Be mindful of the road -- watch for potholes, fallen or low-hanging branches, debris of any kind -- a pair of Miss RM's white gloves, for example. Being aware of your surroundings will keep you safe and unhurt.

Run with I.D. Anonymity is fine when you go to the mall. Anonymity is not fine when you go out for a run. Miss RM urges you, nay, she beseeches you, to have I.D. with you whenever and wherever you run, even close to home.

The RRCA has safety guidelines available. For more information on running safely, Miss RM suggests contacting the RRCA office. Miss RM's guidelines go hand in [white-gloved] hand with the RRCA's safety information.



Ah…the majesty of the wooded glen…the pristine beauty of the trail; it's no wonder that runners take to the trails to immerse themselves in the natural splendor that awaits. Take heed: Trails are narrow. If you are running with friends, make sure you move into single file and move to the right side if other runners or walkers want to pass your group.

Don't spoil the beauty you are experiencing by dropping assorted pieces of trash along the trail. Miss RM admonishes: Don't be a Trail Trasher.

Use the "natural facilities" with care. There will be bushes aplenty. Be prudent and pay attention to exactly what plants provide the facilities. Don't subject your tush to the torture of poison ivy, or its cousins, sumac and oak.

"Lions and tigers and bears…oh my." Miss RM doubts you'll meet up with any of those critters, but trail running means being mindful of all sorts of obstacles, ranging from rutted paths to overturned trees to wicked witches. Oops! Cross off the wicked witches unless you're running in the woods near Burkittsville, MD. Watch for animals. Remember that you are a visitor in their habitat. Be respectful of the surroundings.

A gentle reminder: Wear that I.D. and that smile on the trail as well as on the road.

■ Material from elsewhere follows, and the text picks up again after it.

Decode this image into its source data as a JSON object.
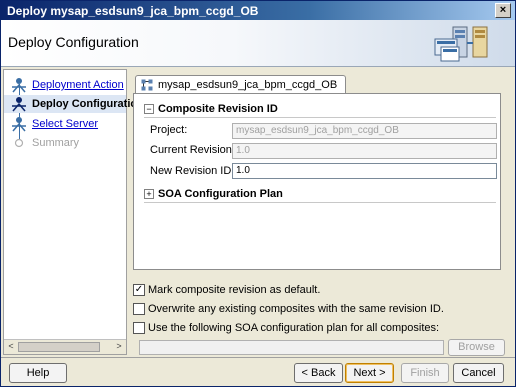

The inside lanes are for the faster runners. These speed demons are training; they're doing repeat miles, or running quarters or halves. They are focused and concentrating on their performance. Don't get in their way. It's not proper track etiquette and it's not safe. You and the aforementioned speed demon could collide. Run in the outer lanes unless you are doing a similar workout. If you hear someone coming up behind you yelling, "Track," move to the right…and move quickly. A group run on the track requires even more mindfulness since there are more of you occupying the track. Stay in the outer lanes, keep your ears open for "Track," and move to the right for faster runners.

Leave your extra running gear and water in the bleachers or off to the side. Don't put them on the edge of the track. They belong out of the way. Miss RM will be peeved if she trips at track's edge, soiling her white gloves and lousing up her speed workout in the process.

Miss RM advises against using any part of the track for stretching or standing. Move off the track to chat and to stretch. Heed Miss RM's advice: Tracks are for running.

Miss RM reminds you not to dare use the track if there's an official school practice taking place. Encourage the kids by applauding their efforts as they practice. It will make them feel good. And you'll feel good doing it.





Chattanooga Track Club • 1014 Dallas Road • Suite 101 • Chattanooga, TN 37405 • (423) 842-6265